Insertional Achilles Tendonitis causes pain at the back of the heel at the point where the Achilles tendon inserts into the heel bone. The injury is similar to Sever’s disease in children, usually occurring gradually, but can also be acute or sudden onset. If it is acute, the main aim is to prevent the injury from becoming chronic. Here we explain the symptoms, causes, and treatment.
Symptoms consist of pain at the back of the heel, in particular when pressing in at the point where the Achilles tendon inserts into the heel bone (calcaneus). The pain can feel sharp or more of a dull ache. There may be redness or swelling present. A lump may also be visible at the back of the heel, especially in more chronic or long-term cases.
Causes & anatomy
The Achilles tendon is the large tendon at the back of the ankle, which connects the strong calf muscles to the foot. Huge forces are produced through the Achilles tendon, which can often lead to overuse type injuries, especially in athletes. The tendon is encased in a sheath and space in-between, this is called the Paratenon, which becomes inflamed when there is insertional Achilles tendonitis, especially where it attaches into the calcaneus (heel bone).

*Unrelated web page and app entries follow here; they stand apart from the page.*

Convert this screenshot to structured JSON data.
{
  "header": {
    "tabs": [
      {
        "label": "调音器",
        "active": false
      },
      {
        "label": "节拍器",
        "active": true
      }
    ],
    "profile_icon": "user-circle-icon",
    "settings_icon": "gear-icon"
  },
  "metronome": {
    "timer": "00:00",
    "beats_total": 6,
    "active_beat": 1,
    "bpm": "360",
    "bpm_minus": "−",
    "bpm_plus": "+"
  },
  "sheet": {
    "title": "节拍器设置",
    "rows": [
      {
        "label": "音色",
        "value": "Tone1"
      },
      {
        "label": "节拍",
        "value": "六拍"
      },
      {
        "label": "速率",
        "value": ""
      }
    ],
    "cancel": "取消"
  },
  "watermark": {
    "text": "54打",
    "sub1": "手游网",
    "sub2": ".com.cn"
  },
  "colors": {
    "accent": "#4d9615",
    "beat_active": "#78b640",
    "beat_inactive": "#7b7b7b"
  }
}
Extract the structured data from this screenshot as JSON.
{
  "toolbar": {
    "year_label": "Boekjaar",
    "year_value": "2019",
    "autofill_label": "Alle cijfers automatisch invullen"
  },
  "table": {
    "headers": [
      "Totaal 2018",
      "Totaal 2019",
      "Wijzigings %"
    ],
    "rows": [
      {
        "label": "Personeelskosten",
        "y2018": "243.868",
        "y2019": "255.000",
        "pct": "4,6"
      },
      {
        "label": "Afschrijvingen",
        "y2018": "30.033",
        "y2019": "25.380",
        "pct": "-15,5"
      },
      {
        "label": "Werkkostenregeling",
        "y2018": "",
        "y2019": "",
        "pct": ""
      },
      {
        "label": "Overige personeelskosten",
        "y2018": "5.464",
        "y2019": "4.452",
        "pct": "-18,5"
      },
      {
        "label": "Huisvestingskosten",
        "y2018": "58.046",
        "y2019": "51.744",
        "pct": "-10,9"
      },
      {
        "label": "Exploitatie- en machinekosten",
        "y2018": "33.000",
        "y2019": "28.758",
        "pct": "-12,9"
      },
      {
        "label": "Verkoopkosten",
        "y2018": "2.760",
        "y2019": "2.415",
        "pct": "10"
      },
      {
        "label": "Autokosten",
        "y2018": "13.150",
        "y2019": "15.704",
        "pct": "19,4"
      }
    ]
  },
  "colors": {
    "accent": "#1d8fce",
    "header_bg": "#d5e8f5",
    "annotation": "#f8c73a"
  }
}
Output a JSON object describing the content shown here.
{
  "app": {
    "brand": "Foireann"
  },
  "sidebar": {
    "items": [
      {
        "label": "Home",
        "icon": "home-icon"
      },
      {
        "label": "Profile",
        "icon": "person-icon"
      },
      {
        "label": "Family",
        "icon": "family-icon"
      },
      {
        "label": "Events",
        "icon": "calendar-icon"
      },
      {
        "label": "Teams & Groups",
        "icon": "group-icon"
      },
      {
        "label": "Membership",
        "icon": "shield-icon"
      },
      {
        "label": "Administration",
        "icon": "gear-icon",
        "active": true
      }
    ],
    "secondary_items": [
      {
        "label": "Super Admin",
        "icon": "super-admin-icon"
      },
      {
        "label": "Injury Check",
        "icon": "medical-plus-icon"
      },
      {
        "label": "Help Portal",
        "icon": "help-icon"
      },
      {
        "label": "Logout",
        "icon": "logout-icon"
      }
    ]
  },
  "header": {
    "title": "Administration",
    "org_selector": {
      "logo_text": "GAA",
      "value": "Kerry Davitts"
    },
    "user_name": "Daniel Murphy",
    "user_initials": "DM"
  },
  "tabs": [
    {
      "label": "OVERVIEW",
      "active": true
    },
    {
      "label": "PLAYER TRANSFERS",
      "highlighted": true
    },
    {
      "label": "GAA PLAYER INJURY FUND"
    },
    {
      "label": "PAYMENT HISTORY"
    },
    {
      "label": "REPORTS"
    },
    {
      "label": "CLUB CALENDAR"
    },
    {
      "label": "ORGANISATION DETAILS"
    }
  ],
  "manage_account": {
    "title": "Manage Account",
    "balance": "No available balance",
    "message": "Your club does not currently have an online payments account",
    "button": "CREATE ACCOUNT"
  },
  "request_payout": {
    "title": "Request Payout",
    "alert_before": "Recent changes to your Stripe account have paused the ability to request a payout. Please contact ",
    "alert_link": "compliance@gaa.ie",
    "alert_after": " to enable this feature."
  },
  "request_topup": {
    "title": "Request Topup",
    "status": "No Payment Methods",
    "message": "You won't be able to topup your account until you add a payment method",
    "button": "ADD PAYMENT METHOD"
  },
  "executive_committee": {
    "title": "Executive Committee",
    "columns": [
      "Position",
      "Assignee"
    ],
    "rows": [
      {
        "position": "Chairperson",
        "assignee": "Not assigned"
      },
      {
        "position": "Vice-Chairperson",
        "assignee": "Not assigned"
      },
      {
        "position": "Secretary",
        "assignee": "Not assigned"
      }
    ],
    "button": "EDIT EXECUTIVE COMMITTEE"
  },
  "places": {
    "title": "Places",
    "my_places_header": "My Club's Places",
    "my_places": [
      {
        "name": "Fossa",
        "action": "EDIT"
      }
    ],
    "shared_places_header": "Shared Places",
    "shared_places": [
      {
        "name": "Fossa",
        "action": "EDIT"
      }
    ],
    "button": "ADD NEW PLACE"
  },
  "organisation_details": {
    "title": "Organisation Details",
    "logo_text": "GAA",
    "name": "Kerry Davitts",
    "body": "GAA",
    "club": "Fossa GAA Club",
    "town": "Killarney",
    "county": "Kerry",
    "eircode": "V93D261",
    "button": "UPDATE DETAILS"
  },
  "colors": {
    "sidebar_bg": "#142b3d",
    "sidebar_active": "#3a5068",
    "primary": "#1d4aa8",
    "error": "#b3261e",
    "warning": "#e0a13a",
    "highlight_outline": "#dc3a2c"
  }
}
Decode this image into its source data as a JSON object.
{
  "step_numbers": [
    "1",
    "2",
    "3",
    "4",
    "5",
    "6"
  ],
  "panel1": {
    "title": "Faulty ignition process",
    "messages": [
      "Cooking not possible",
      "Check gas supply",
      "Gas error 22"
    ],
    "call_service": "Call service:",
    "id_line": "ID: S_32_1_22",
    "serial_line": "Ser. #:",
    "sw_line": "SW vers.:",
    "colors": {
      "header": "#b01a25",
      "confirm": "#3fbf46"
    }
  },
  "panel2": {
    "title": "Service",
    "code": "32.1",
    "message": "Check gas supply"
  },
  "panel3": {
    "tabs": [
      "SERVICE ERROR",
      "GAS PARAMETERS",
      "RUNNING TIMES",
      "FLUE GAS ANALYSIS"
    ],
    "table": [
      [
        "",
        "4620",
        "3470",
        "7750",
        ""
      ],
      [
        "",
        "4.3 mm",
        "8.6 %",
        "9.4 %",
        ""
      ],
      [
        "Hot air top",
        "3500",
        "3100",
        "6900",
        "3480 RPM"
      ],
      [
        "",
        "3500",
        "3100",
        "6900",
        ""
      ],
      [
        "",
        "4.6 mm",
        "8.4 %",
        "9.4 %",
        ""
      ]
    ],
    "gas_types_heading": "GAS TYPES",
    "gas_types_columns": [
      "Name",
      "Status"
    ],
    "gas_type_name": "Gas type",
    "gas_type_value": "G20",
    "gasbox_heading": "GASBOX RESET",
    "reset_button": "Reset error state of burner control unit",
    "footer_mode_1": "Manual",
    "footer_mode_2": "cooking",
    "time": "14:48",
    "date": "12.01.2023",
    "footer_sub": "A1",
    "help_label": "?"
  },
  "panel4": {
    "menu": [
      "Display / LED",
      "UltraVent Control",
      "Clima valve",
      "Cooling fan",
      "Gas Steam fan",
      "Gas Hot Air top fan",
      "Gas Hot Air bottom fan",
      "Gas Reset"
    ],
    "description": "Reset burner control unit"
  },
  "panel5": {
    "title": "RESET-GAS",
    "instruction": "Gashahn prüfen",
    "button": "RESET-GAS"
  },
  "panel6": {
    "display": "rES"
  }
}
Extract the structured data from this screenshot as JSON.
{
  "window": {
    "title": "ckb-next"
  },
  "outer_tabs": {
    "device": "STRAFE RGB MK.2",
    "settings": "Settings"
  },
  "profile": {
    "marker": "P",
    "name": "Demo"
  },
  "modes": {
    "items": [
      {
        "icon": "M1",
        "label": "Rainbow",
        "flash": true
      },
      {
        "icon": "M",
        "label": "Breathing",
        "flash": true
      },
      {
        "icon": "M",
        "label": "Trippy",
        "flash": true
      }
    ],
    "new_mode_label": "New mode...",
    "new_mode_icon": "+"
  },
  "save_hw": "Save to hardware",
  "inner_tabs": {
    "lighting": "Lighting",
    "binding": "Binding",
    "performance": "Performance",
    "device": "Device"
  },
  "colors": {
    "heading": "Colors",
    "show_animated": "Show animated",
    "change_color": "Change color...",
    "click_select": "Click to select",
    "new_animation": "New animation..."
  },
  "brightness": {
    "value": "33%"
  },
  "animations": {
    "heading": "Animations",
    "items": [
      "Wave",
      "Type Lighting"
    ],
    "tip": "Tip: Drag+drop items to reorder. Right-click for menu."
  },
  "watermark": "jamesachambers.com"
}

Acute insertional tendonitis can be caused by repeated friction of the area. Irritation and inflammation at the point where the tendon inserts into the bone are called apophysitis. It is more common in growing children and adolescents and is known as Sever’s disease.
Adults can also get the issue from activity such as running or jumping. The tendon insertion becomes inflamed and may sometimes cause an avulsion injury, where the tendon tears, pulling a small piece of bone away with it.
Chronic insertional Achilles tendonitis in teens is usually due to an issue like sever’s disease where traction forces pull the tendon away from the bone at the site of insertion. This is due to growth where the tendon or muscles become tight and can be painful on activity or touch. This condition can leave a lump on the heel if chronic but was to help to take tension off the Achilles tendon. Read more on Sever’s disease.
Exercises and treatments are similar to those of Achilles tendonitis.
The most important intervention for insertional Achilles tendonitis is in the acute phase to stop a chronic issue and is usually treated by reducing the inflammation with rest, ice, stopping the irritation or loading issue, gentle stretches, NSAIDs (non-steroidal anti-inflammatory drugs), isometric or eccentric exercises and it is important to not poke or rub the area.
In chronic and acute Achilles tendonitis reducing or rescheduling the load to stop overuse is essential. Also making sure the calf muscle can take any load and endurance of the activity with full mobility and tonicity of the muscle group when required, will both help treat but also stop insertional Achilles Tendonitis from occurring.